Are you ok to remove it?

Yes, and no. There is more to consider. The “1% rule” (as it’s called) as it is called states that they only regulate asbestos containing materials if they contain more than 1% of asbestos. Here are a few other considerations:

  1. OSHA definition. Don’t get stuck on the definition. If you have employees, you must still follow parts of the OSHA rules. At a minimum, you must train your employees, work practices, clean-up and disposal requirments. More details on training here.
  2. How were the samples taken? If one bulk sample shows less than 1% asbestos, you still might have a problem. According to the EPA/AHERA sampling rules, some types of materials must have up to 7 samples taken. This rule is in place because, back in the day, asbestos was added to joint compound (or anything similar) and it could really vary in amount according to where you take the sample. In addition, OSHA does not allow for composite sampling (combining the layers).

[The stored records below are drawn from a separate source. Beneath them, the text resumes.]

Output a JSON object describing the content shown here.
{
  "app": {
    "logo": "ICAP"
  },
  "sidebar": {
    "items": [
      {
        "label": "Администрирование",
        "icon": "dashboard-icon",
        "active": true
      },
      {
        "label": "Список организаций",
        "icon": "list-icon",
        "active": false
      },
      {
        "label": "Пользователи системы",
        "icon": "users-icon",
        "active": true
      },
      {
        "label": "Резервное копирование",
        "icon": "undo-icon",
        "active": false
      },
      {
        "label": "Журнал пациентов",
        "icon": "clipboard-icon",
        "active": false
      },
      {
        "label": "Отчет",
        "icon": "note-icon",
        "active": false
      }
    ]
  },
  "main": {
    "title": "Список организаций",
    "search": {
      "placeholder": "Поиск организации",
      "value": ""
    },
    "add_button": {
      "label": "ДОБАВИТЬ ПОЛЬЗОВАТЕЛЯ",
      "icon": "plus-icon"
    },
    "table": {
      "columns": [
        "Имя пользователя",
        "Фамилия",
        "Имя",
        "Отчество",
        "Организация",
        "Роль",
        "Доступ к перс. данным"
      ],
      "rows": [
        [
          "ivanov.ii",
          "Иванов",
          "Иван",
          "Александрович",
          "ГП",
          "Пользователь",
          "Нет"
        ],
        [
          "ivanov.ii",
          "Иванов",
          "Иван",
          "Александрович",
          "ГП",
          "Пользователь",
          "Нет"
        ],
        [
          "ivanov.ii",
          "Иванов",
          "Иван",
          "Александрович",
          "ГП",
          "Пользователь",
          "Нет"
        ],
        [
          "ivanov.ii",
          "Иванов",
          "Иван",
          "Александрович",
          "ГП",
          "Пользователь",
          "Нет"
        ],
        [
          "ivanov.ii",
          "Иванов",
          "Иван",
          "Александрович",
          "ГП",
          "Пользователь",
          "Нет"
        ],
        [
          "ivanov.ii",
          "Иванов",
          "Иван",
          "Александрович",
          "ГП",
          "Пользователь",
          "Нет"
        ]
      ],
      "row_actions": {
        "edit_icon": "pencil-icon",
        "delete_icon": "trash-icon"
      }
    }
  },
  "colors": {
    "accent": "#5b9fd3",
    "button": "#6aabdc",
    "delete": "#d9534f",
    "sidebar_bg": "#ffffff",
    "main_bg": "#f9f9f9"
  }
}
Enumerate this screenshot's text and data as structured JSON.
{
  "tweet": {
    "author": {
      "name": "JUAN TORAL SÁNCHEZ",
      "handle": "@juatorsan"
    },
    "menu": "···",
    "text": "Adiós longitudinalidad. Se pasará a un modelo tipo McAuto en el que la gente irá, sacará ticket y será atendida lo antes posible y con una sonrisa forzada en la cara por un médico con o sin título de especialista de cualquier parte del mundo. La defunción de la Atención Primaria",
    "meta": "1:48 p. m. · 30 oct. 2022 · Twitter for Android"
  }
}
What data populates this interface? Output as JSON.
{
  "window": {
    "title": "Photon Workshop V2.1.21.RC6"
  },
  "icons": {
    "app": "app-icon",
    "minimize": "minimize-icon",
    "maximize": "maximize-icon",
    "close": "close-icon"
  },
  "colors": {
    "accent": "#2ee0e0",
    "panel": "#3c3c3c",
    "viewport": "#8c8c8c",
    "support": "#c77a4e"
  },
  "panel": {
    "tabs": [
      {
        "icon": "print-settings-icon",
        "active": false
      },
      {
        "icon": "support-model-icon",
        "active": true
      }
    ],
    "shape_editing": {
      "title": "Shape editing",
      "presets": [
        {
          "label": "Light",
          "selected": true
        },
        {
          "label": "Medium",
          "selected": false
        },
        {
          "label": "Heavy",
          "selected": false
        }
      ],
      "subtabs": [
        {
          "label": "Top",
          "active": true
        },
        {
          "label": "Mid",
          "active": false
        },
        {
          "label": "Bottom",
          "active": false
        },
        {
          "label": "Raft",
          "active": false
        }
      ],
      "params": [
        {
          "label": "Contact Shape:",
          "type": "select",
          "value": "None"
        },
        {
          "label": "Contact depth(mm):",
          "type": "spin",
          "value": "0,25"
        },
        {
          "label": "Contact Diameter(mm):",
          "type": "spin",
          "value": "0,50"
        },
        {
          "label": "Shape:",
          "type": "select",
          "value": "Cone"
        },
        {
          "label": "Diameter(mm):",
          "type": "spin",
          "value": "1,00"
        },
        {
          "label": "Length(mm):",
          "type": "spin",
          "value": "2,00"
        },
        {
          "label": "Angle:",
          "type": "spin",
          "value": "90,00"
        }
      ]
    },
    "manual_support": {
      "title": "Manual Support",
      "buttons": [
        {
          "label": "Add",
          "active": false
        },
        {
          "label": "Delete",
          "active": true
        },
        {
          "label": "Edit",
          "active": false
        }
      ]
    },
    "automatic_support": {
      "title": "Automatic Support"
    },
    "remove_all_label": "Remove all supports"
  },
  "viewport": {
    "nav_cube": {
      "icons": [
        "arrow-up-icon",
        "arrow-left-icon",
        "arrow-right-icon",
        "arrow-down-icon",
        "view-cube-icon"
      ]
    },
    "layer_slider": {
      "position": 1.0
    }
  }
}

  3. Do you know that 0.99% asbestos is still bad for you? Asbestos is a carcinogen. The greater the exposure, the greater the risk of disease. Any exposure could be the one to cause the disease. If the material is friable and you are disturbing it, I would NOT recommend performing that activity. Hire an abatement contractor.
  4. Finally.Let’s assume it’s non-friable, you are not going to disturb it (when removing it) and it’s less than 1%. What will you do if your neighbor next door decides to call OSHA/EPA? Do you have a written plan and procedure? Have your employees been trained on the hazard? How to remove it? How to dispose of it? …Sometimes bad publicity will get you in worse trouble than any monetary fine.